“The paradigm now in adult therapy-related myeloid neoplasms is that the therapy selects for clones with pre-existing mutations; it doesn’t create the clones necessarily,” said Michael Rauh, MD, PhD, of Queen’s University and Kingston General Hospital in Ontario, Canada, who was not involved in this study.

“What I think is really exciting about this paper is that it seems to be different in children, where they show that the platinum-based chemotherapy has created mutations that are new in these patients. And then, in some cases, these have expanded,” Dr Rauh added.

For this study, Dr Behjati and colleagues first sequenced samples from 2 pediatric patients with neuroblastoma and then sequenced samples from an additional 18 patients with various pediatric cancers.
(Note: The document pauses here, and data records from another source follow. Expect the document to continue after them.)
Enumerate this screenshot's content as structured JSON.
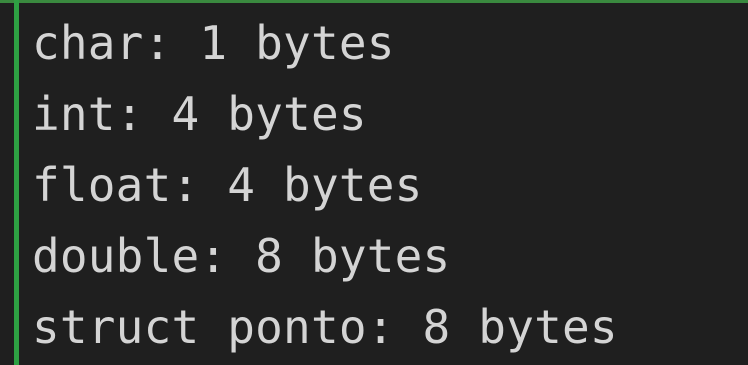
{
  "terminal": {
    "accent_color": "#2ea043",
    "background_color": "#1f1f1f",
    "text_color": "#d4d4d4",
    "lines": [
      "char: 1 bytes",
      "int: 4 bytes",
      "float: 4 bytes",
      "double: 8 bytes",
      "struct ponto: 8 bytes"
    ]
  }
}
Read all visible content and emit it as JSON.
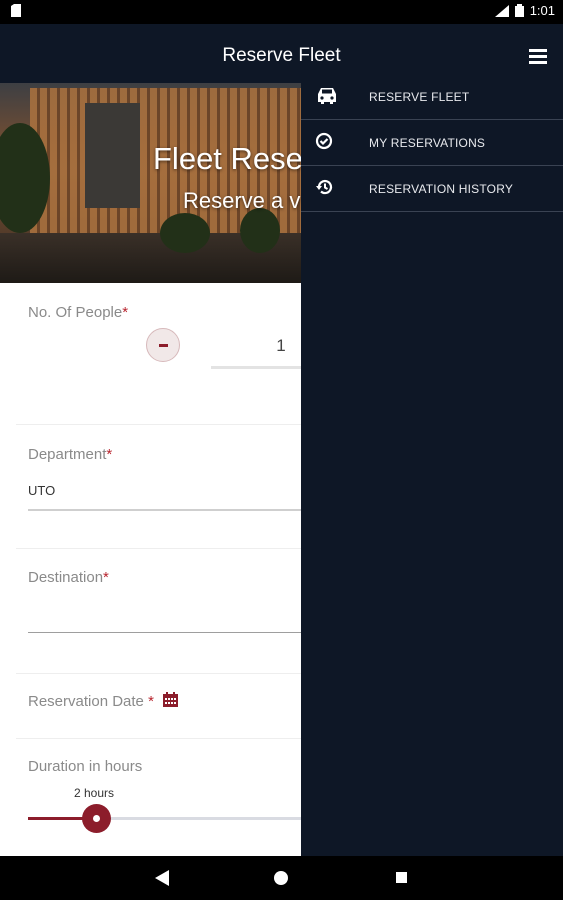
{
  "status_bar": {
    "time": "1:01"
  },
  "app_bar": {
    "title": "Reserve Fleet"
  },
  "hero": {
    "title": "Fleet Rese",
    "subtitle": "Reserve a v"
  },
  "form": {
    "people": {
      "label": "No. Of People",
      "required": "*",
      "value": "1"
    },
    "department": {
      "label": "Department",
      "required": "*",
      "value": "UTO"
    },
    "destination": {
      "label": "Destination",
      "required": "*"
    },
    "reservation_date": {
      "label": "Reservation Date",
      "required": "*"
    },
    "duration": {
      "label": "Duration in hours",
      "value_label": "2 hours"
    }
  },
  "drawer": {
    "items": [
      {
        "label": "RESERVE FLEET",
        "icon": "car-icon"
      },
      {
        "label": "MY RESERVATIONS",
        "icon": "check-circle-icon"
      },
      {
        "label": "RESERVATION HISTORY",
        "icon": "history-icon"
      }
    ]
  },
  "colors": {
    "primary": "#8c1d2b",
    "drawer_bg": "#0e1726",
    "required": "#b8242e"
  }
}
Patient 1

The first patient, a 7-year-old girl, developed therapy-related myelodysplastic syndrome (t-MDS) 10 months after completing treatment for neuroblastoma. The treatment consisted of a 7-agent induction regimen, followed by myeloablative chemotherapy and autologous hematopoietic stem cell transplant (HSCT).

Blood or bone marrow samples were taken at 7 time points, including a sample of pretreatment neuroblastoma-infiltrated bone marrow. The researchers used whole-genome sequencing and bioinformatics analyses to reconstruct myeloid neoplasm development.

The major findings were an almost 4-fold higher number of point mutations, compared with the median found in de novo pediatric acute myeloid leukemia (AML), and mutation signatures linked to platinum chemotherapy exposure.

The first evidence of the origin of t-MDS was found during induction chemotherapy, with 78% of mutations found to exhibit platinum chemotherapy signatures. A leukemogenic variant in PTPN11 (G503E)was found in the autograft.

“Of note, the sequence context of the founding PTPN11 driver mutation confers a 99% probability of this lesion arising as a result of platinum mutagenesis,” Dr Behjati and colleagues wrote.

This patient ultimately experienced a neuroblastoma relapse that proved fatal.